A personal photo essay
Anyone who is a veteran of Gallery Night in Milwaukee knows that the most interesting stuff may lie at the furthest boundaries of “the map,” a sort of guide printed up that showcases what’s going on that night. To get in the pamphlet, you play nice with The Historic Third Ward Association.
You can still hold your event or art opening, but you better have a lot of Facebook friends or have the ability to print up some flyers. One of the constants in Milwaukee’s 20 year history of holding Gallery Night (which has grown from once a year to four times a year, and now adds “and Day” for anyone willing to show up Saturday morning) is that the central hub of the party is the Third Ward.
Ah, the warehouse district turned sumptuous upper-class Third Ward. It was once a swamp until we drained it, and watched as Irish immigrants moved in. Then there was the great fire of 1892, and Italians immigrants moved in too. Then Milwaukee built a big freeway in the 1950s that effectively separated Third Ward from downtown. They tore down a cute chapel, and the Italians took their spaghetti and wine-making factories elsewhere. And so on and so forth goes the history of rise and fall.
In the 1980s, enterprising gays re-decorated and put up antique stores and salons. Bloodthirsty businessmen got jealous of their success and jacked up rent everywhere. If you could afford to stay, you had to be a high-end, good-looking, one hand in the past and one hand on the pulse of the present business. The new tenants of the old spaces have very little connection with what came before, even if they both touched the same hardwood floors.
These same floorboards now creaked under my feet as I descended steep, short stairs to the basement of the Marshall Building. Like some sort of movie, I had tried a few times to escape the place in the past hour. But then I would step outside and run into someone I knew, and would get dragged back inside. It was very unlike me.
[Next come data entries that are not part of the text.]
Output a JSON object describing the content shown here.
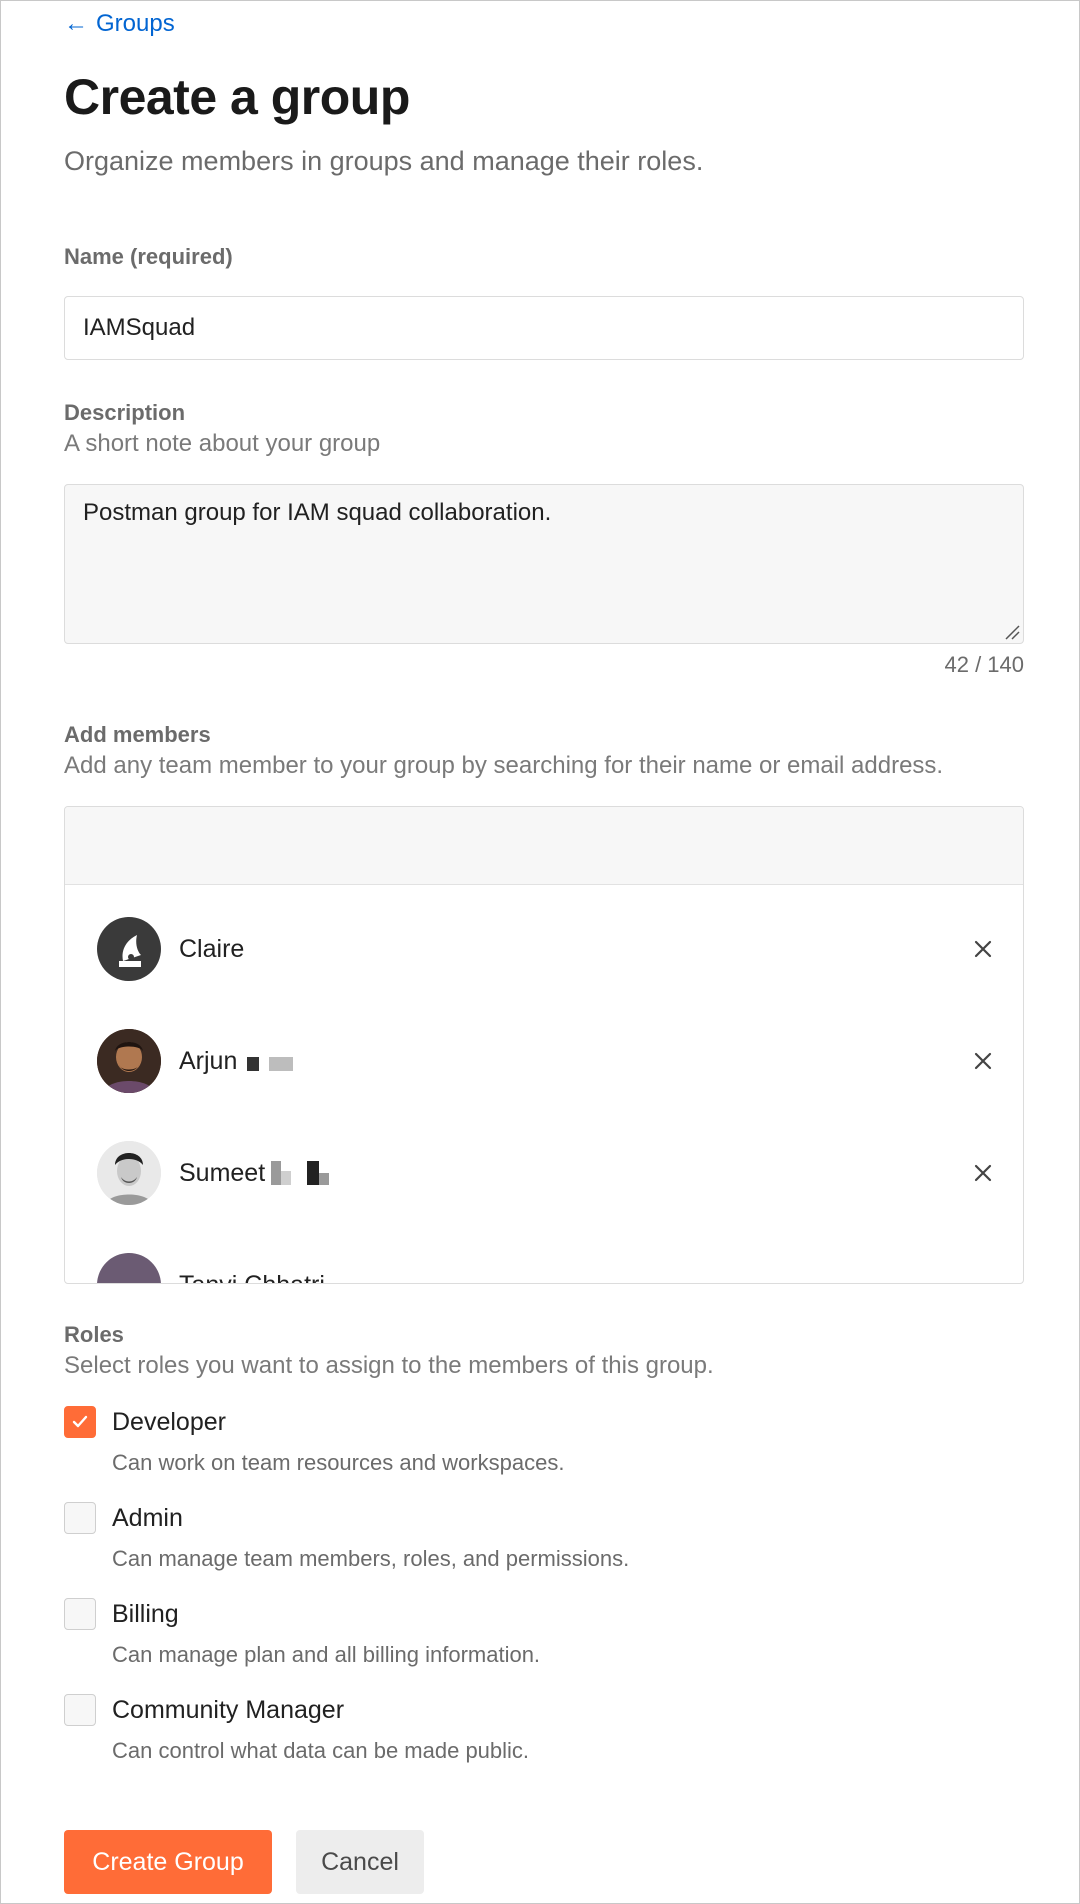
{
  "breadcrumb": {
    "back_label": "Groups"
  },
  "header": {
    "title": "Create a group",
    "subtitle": "Organize members in groups and manage their roles."
  },
  "form": {
    "name": {
      "label": "Name (required)",
      "value": "IAMSquad"
    },
    "description": {
      "label": "Description",
      "hint": "A short note about your group",
      "value": "Postman group for IAM squad collaboration.",
      "char_count": "42 / 140"
    },
    "members": {
      "label": "Add members",
      "hint": "Add any team member to your group by searching for their name or email address.",
      "search_value": "",
      "list": [
        {
          "name": "Claire",
          "avatar": "gramophone-avatar",
          "avatar_color": "#3a3a3a"
        },
        {
          "name": "Arjun",
          "avatar": "photo-avatar",
          "avatar_color": "#5a3a2a"
        },
        {
          "name": "Sumeet",
          "avatar": "photo-avatar",
          "avatar_color": "#d8d8d8"
        },
        {
          "name": "Tanvi Chhatri",
          "avatar": "photo-avatar",
          "avatar_color": "#6b5b73"
        }
      ]
    },
    "roles": {
      "label": "Roles",
      "hint": "Select roles you want to assign to the members of this group.",
      "items": [
        {
          "name": "Developer",
          "description": "Can work on team resources and workspaces.",
          "checked": true
        },
        {
          "name": "Admin",
          "description": "Can manage team members, roles, and permissions.",
          "checked": false
        },
        {
          "name": "Billing",
          "description": "Can manage plan and all billing information.",
          "checked": false
        },
        {
          "name": "Community Manager",
          "description": "Can control what data can be made public.",
          "checked": false
        }
      ]
    }
  },
  "actions": {
    "create_label": "Create Group",
    "cancel_label": "Cancel"
  },
  "colors": {
    "accent": "#ff6c37",
    "link": "#0265d2"
  }
}
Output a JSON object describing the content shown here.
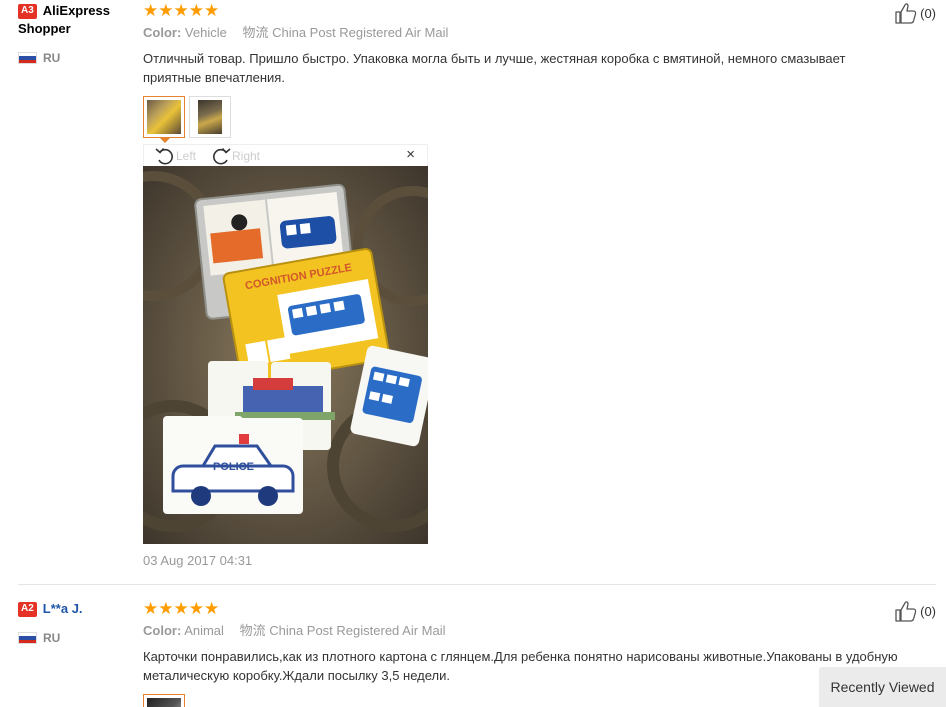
{
  "reviews": [
    {
      "badge": "A3",
      "user": "AliExpress Shopper",
      "country": "RU",
      "stars": "★★★★★",
      "color_label": "Color:",
      "color_value": "Vehicle",
      "shipping_icon": "物流",
      "shipping": "China Post Registered Air Mail",
      "text": "Отличный товар. Пришло быстро. Упаковка могла быть и лучше, жестяная коробка с вмятиной, немного смазывает приятные впечатления.",
      "viewer": {
        "left_label": "Left",
        "right_label": "Right",
        "close": "×"
      },
      "date": "03 Aug 2017 04:31",
      "likes": "(0)"
    },
    {
      "badge": "A2",
      "user": "L**a J.",
      "country": "RU",
      "stars": "★★★★★",
      "color_label": "Color:",
      "color_value": "Animal",
      "shipping_icon": "物流",
      "shipping": "China Post Registered Air Mail",
      "text": "Карточки понравились,как из плотного картона с глянцем.Для ребенка понятно нарисованы животные.Упакованы в удобную металическую коробку.Ждали посылку 3,5 недели.",
      "likes": "(0)"
    }
  ],
  "photo_texts": {
    "box_title": "COGNITION PUZZLE",
    "card_label": "POLICE"
  },
  "recently_viewed": "Recently Viewed",
  "colors": {
    "star": "#ff9c00",
    "badge": "#e43225",
    "active_thumb": "#e5822d",
    "link": "#1f55a8"
  }
}
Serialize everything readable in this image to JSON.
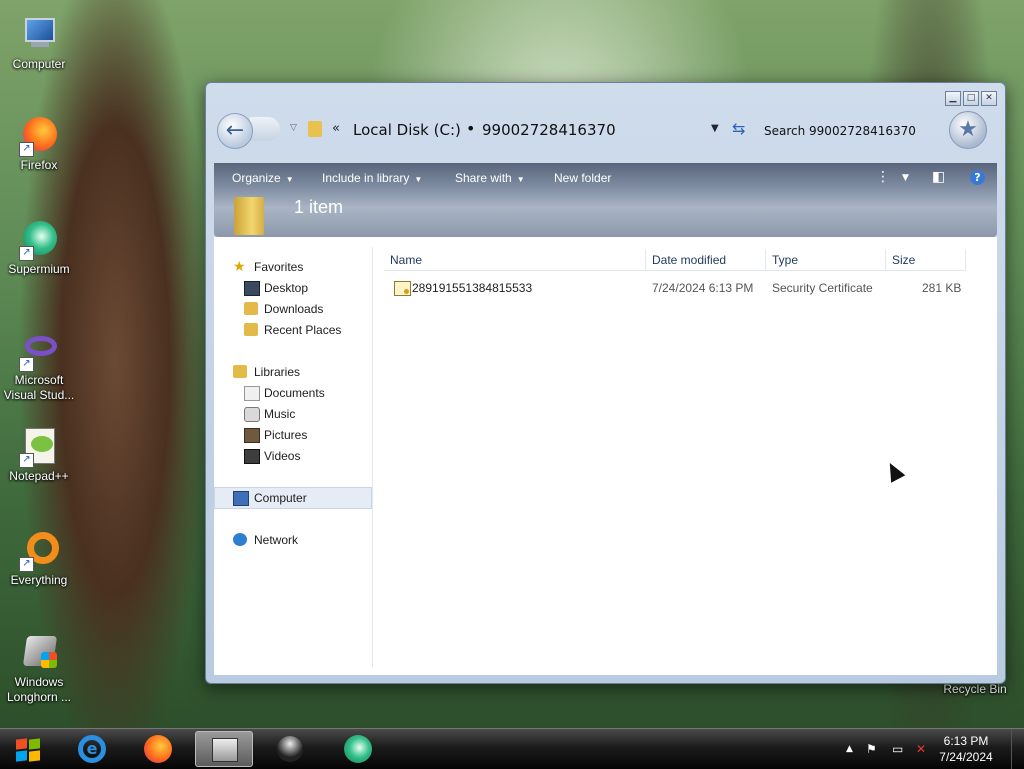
{
  "desktop": {
    "icons": [
      {
        "label": "Computer",
        "icon": "computer-icon"
      },
      {
        "label": "Firefox",
        "icon": "firefox-icon"
      },
      {
        "label": "Supermium",
        "icon": "supermium-icon"
      },
      {
        "label": "Microsoft Visual Stud...",
        "icon": "visual-studio-icon"
      },
      {
        "label": "Notepad++",
        "icon": "notepadpp-icon"
      },
      {
        "label": "Everything",
        "icon": "everything-icon"
      },
      {
        "label": "Windows Longhorn ...",
        "icon": "windows-longhorn-icon"
      },
      {
        "label": "Recycle Bin",
        "icon": "recycle-bin-icon"
      }
    ]
  },
  "window": {
    "breadcrumb": [
      "Local Disk (C:)",
      "99002728416370"
    ],
    "breadcrumb_overflow": "«",
    "breadcrumb_separator": "•",
    "search_placeholder": "Search 99002728416370",
    "toolbar": {
      "organize": "Organize",
      "include_in_library": "Include in library",
      "share_with": "Share with",
      "new_folder": "New folder"
    },
    "item_count": "1 item",
    "nav": {
      "favorites": "Favorites",
      "desktop": "Desktop",
      "downloads": "Downloads",
      "recent_places": "Recent Places",
      "libraries": "Libraries",
      "documents": "Documents",
      "music": "Music",
      "pictures": "Pictures",
      "videos": "Videos",
      "computer": "Computer",
      "network": "Network"
    },
    "columns": {
      "name": "Name",
      "date_modified": "Date modified",
      "type": "Type",
      "size": "Size"
    },
    "files": [
      {
        "name": "289191551384815533",
        "date_modified": "7/24/2024 6:13 PM",
        "type": "Security Certificate",
        "size": "281 KB"
      }
    ]
  },
  "taskbar": {
    "apps": [
      "internet-explorer-icon",
      "firefox-icon",
      "file-explorer-icon",
      "obs-icon",
      "supermium-icon"
    ],
    "time": "6:13 PM",
    "date": "7/24/2024"
  },
  "colors": {
    "accent": "#3a78d6",
    "taskbar": "#1c1c1c",
    "folder": "#e3b94a"
  }
}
Gallery Night is usually an obstacle course across the city that takes me as far north as Cardinal Stritch and as far south as Hide House in Bay View during a four-hour stretch. The shows at the Milwaukee Art Museum and the Haggerty are usually tops, and the underdog shows at Walker’s Point Center for the Arts are pretty fine. I have a checklist of folks I plan to see, even if it means running the dreaded gambit of downtown parking to visit Dean Jensen and Digital Edge.
But on this night, I found parking on the roof level of one of two open parking structures that are free during the event. I picked up a print of my own at Soups On! and ambled down to the corner splendor that is the Marshall Building. What ensued was bliss and chaos.
My basement wanderings led to encounters including Bridget Griffith and Gene Evans, some Pabst memorabilia from the team at Best Place, a fledgling show called Spill, and other known art associates and miscreants. My first floor adventure met with a crowded Irish band, a conversation in Grava Gallery about anatomically correct lion sculptures, and a foray into social matters at Reginald Baylor’s new space.
Now came the elevator ride. As a rule, I never use this thing but tonight I wanted to reach the fifth floor and the Shimon & Lindemann photographic survey show at The Portrait Society Gallery. It was an adventure taken with fellow (but more luminous) photographer Francis Ford that rivaled the trip taken by Charlie and his grandfather with Willie Wonka.
On the fifth floor — and every floor for that matter — there is an open window with a spectacular view of the city during “the magic hour.” On the inside hall, there is much talk surrounding Mike Brenner’s small first batch of his own microbrew finalized during the July storm that rocked all of our little worlds. Everyone scours the photograph project for people they know or in some cases, themselves. There is much marching up and down stairs here.
I could make arguments for both practices on Gallery Night in Milwaukee. Planning your night and hitting specific spots can be a good thing and a fair way to expose yourself to new ideas. But for the purely social angle, nothing has yet topped hanging out in one place and getting a feel for what you are seeing, all the while running into friends and entering into new conversations about art in the city.